EXERCISE
A faithful copy of the data is what is wanted, minus any pictures.

DATA IN THIS EXERCISE
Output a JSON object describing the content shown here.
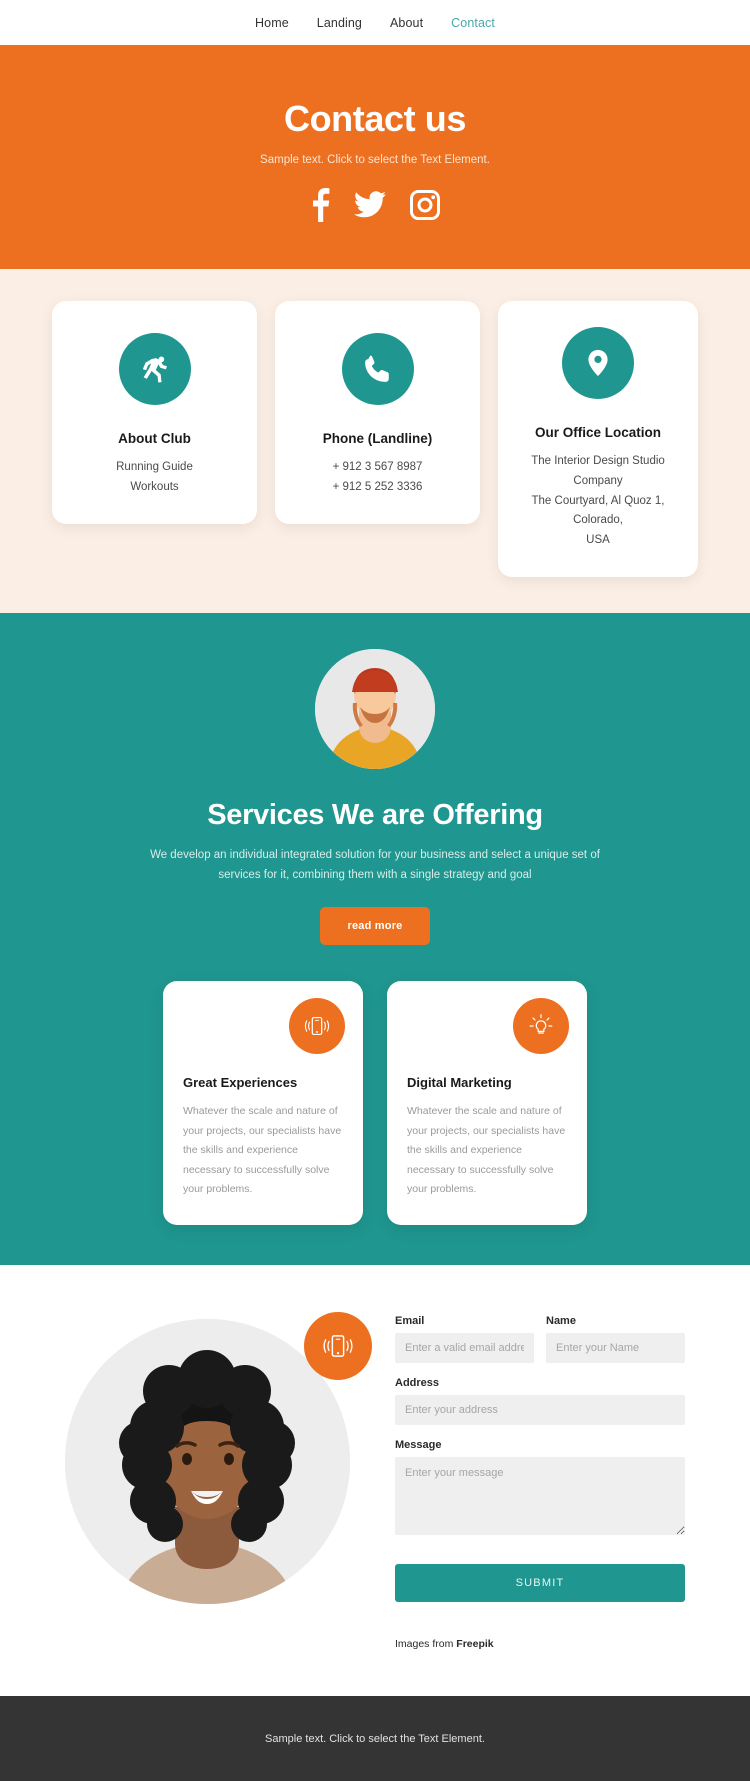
{
  "nav": {
    "items": [
      {
        "label": "Home",
        "active": false
      },
      {
        "label": "Landing",
        "active": false
      },
      {
        "label": "About",
        "active": false
      },
      {
        "label": "Contact",
        "active": true
      }
    ]
  },
  "hero": {
    "title": "Contact us",
    "subtitle": "Sample text. Click to select the Text Element.",
    "socials": [
      "facebook-icon",
      "twitter-icon",
      "instagram-icon"
    ]
  },
  "info_cards": [
    {
      "icon": "running-icon",
      "title": "About Club",
      "lines": [
        "Running Guide",
        "Workouts"
      ]
    },
    {
      "icon": "phone-icon",
      "title": "Phone (Landline)",
      "lines": [
        "+ 912 3 567 8987",
        "+ 912 5 252 3336"
      ]
    },
    {
      "icon": "location-pin-icon",
      "title": "Our Office Location",
      "lines": [
        "The Interior Design Studio Company",
        "The Courtyard, Al Quoz 1, Colorado,",
        "USA"
      ]
    }
  ],
  "services": {
    "avatar": "man-portrait-avatar",
    "title": "Services We are Offering",
    "subtitle": "We develop an individual integrated solution for your business and select a unique set of services for it, combining them with a single strategy and goal",
    "button_label": "read more",
    "cards": [
      {
        "icon": "phone-vibrate-icon",
        "title": "Great Experiences",
        "text": "Whatever the scale and nature of your projects, our specialists have the skills and experience necessary to successfully solve your problems."
      },
      {
        "icon": "lightbulb-icon",
        "title": "Digital Marketing",
        "text": "Whatever the scale and nature of your projects, our specialists have the skills and experience necessary to successfully solve your problems."
      }
    ]
  },
  "contact": {
    "photo": "woman-portrait-photo",
    "photo_badge_icon": "phone-vibrate-icon",
    "fields": {
      "email": {
        "label": "Email",
        "placeholder": "Enter a valid email address",
        "value": ""
      },
      "name": {
        "label": "Name",
        "placeholder": "Enter your Name",
        "value": ""
      },
      "address": {
        "label": "Address",
        "placeholder": "Enter your address",
        "value": ""
      },
      "message": {
        "label": "Message",
        "placeholder": "Enter your message",
        "value": ""
      }
    },
    "submit_label": "SUBMIT",
    "credit_prefix": "Images from ",
    "credit_source": "Freepik"
  },
  "footer": {
    "text": "Sample text. Click to select the Text Element."
  },
  "colors": {
    "orange": "#ed7020",
    "teal": "#1f968f",
    "cream": "#fbeee4",
    "footer_dark": "#343434",
    "input_gray": "#efefef"
  }
}
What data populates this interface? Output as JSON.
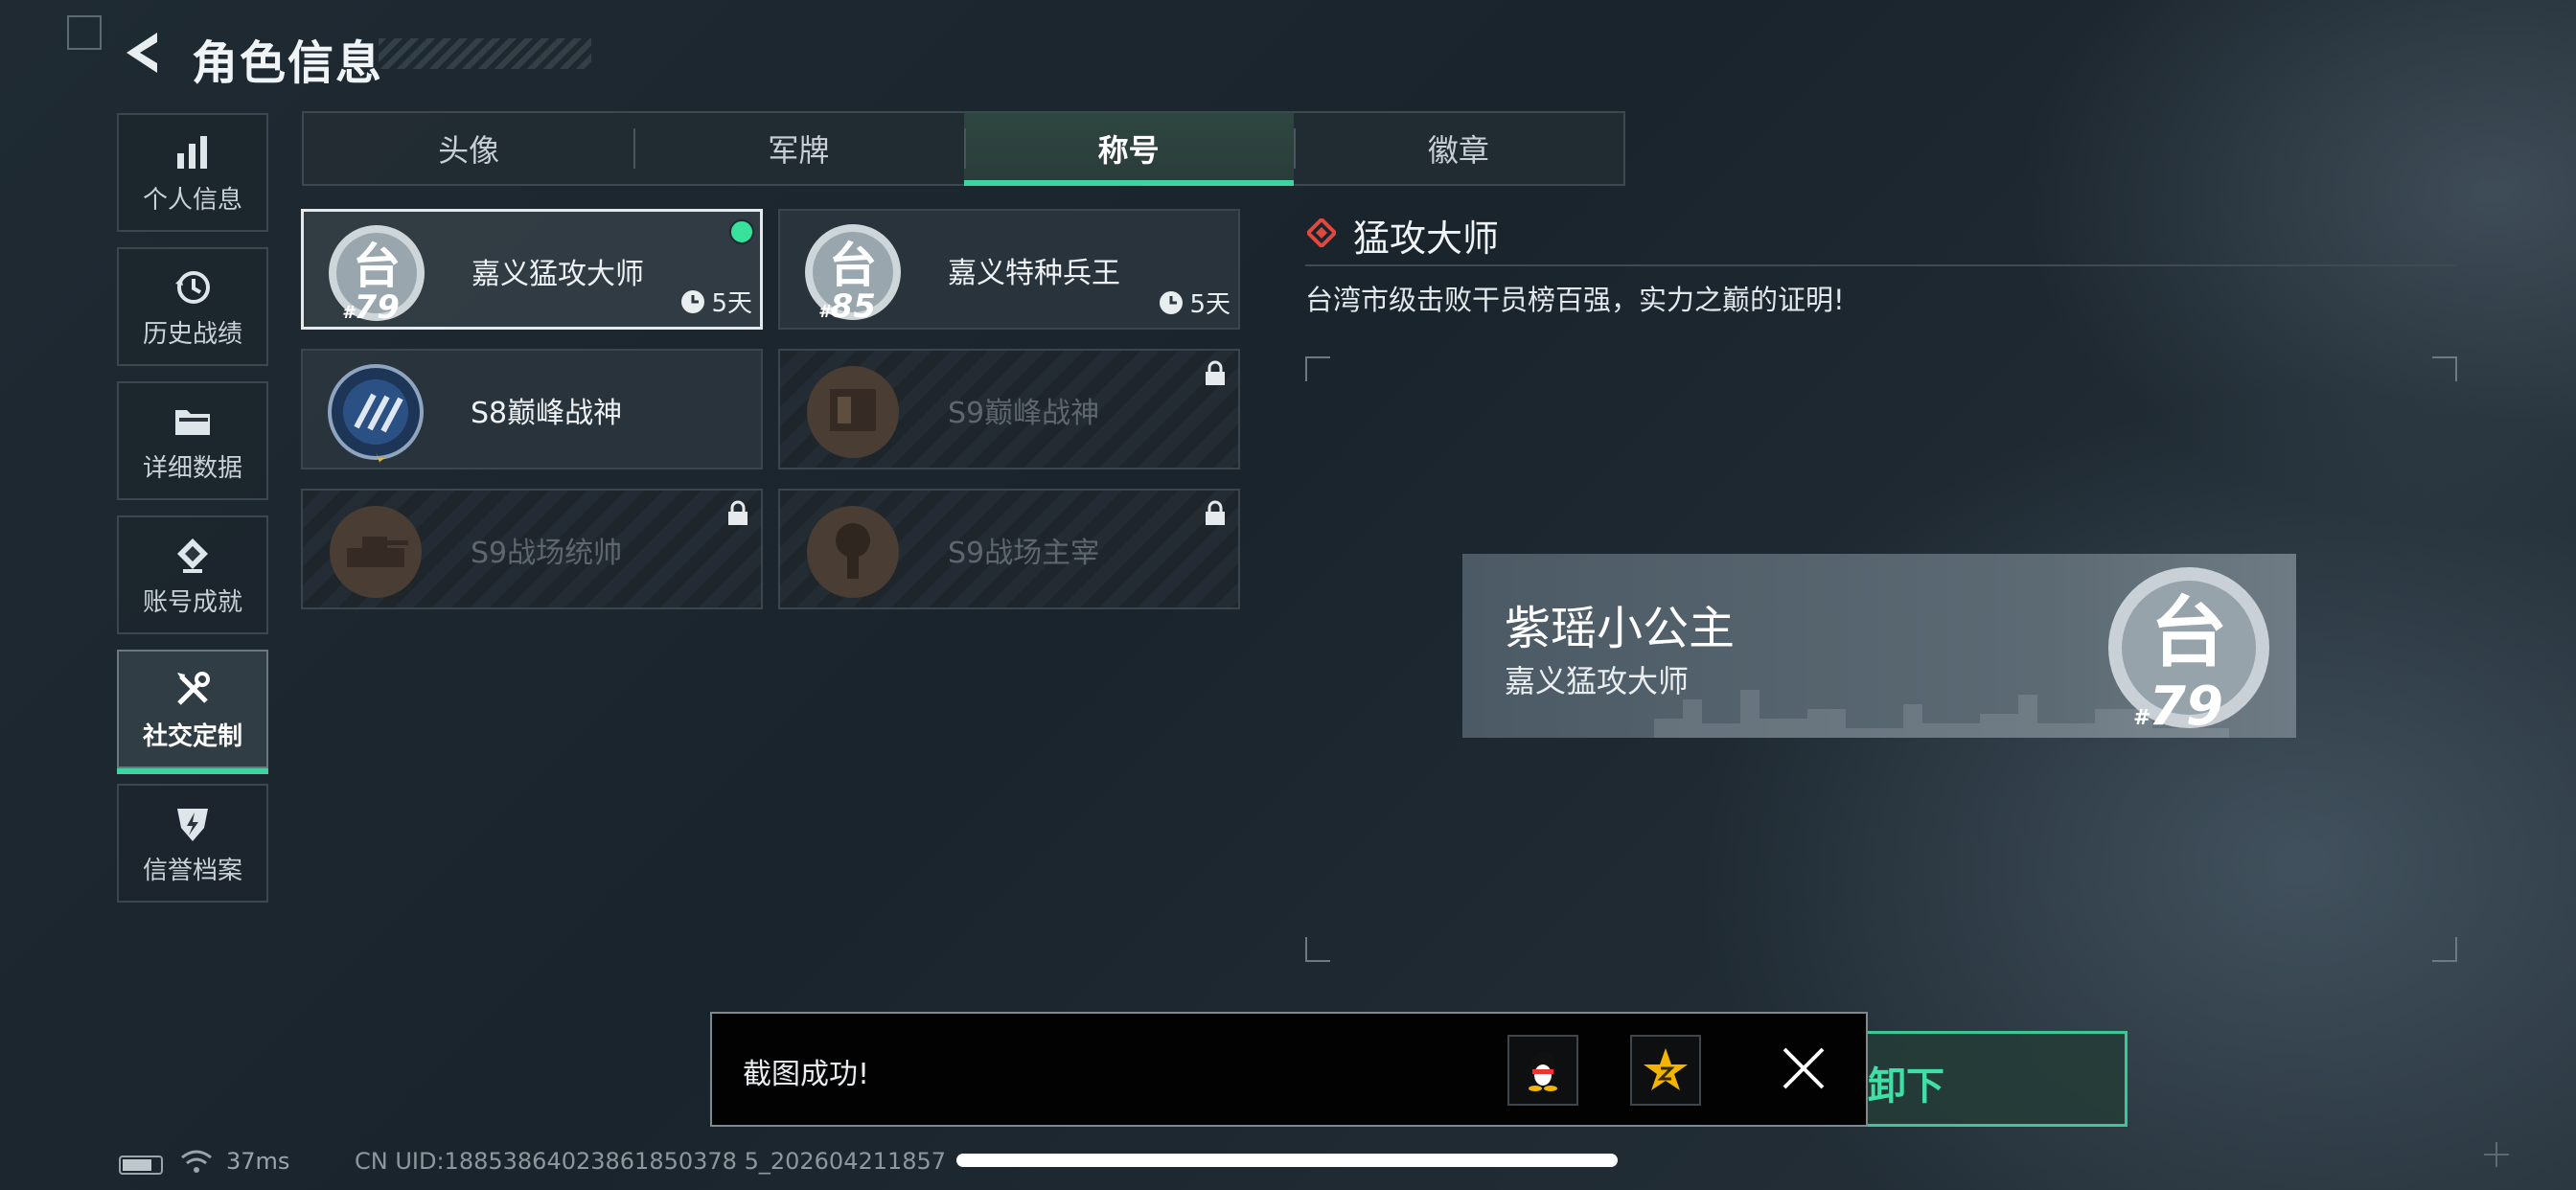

OUTPUT FOR THIS EXERCISE
Output a JSON object describing the content shown here.
{
  "nav": {
    "items": [
      {
        "label": "Home",
        "active": false
      },
      {
        "label": "Landing",
        "active": false
      },
      {
        "label": "About",
        "active": false
      },
      {
        "label": "Contact",
        "active": true
      }
    ]
  },
  "hero": {
    "title": "Contact us",
    "subtitle": "Sample text. Click to select the Text Element.",
    "socials": [
      "facebook-icon",
      "twitter-icon",
      "instagram-icon"
    ]
  },
  "info_cards": [
    {
      "icon": "running-icon",
      "title": "About Club",
      "lines": [
        "Running Guide",
        "Workouts"
      ]
    },
    {
      "icon": "phone-icon",
      "title": "Phone (Landline)",
      "lines": [
        "+ 912 3 567 8987",
        "+ 912 5 252 3336"
      ]
    },
    {
      "icon": "location-pin-icon",
      "title": "Our Office Location",
      "lines": [
        "The Interior Design Studio Company",
        "The Courtyard, Al Quoz 1, Colorado,",
        "USA"
      ]
    }
  ],
  "services": {
    "avatar": "man-portrait-avatar",
    "title": "Services We are Offering",
    "subtitle": "We develop an individual integrated solution for your business and select a unique set of services for it, combining them with a single strategy and goal",
    "button_label": "read more",
    "cards": [
      {
        "icon": "phone-vibrate-icon",
        "title": "Great Experiences",
        "text": "Whatever the scale and nature of your projects, our specialists have the skills and experience necessary to successfully solve your problems."
      },
      {
        "icon": "lightbulb-icon",
        "title": "Digital Marketing",
        "text": "Whatever the scale and nature of your projects, our specialists have the skills and experience necessary to successfully solve your problems."
      }
    ]
  },
  "contact": {
    "photo": "woman-portrait-photo",
    "photo_badge_icon": "phone-vibrate-icon",
    "fields": {
      "email": {
        "label": "Email",
        "placeholder": "Enter a valid email address",
        "value": ""
      },
      "name": {
        "label": "Name",
        "placeholder": "Enter your Name",
        "value": ""
      },
      "address": {
        "label": "Address",
        "placeholder": "Enter your address",
        "value": ""
      },
      "message": {
        "label": "Message",
        "placeholder": "Enter your message",
        "value": ""
      }
    },
    "submit_label": "SUBMIT",
    "credit_prefix": "Images from ",
    "credit_source": "Freepik"
  },
  "footer": {
    "text": "Sample text. Click to select the Text Element."
  },
  "colors": {
    "orange": "#ed7020",
    "teal": "#1f968f",
    "cream": "#fbeee4",
    "footer_dark": "#343434",
    "input_gray": "#efefef"
  }
}
What data populates this interface? Output as JSON.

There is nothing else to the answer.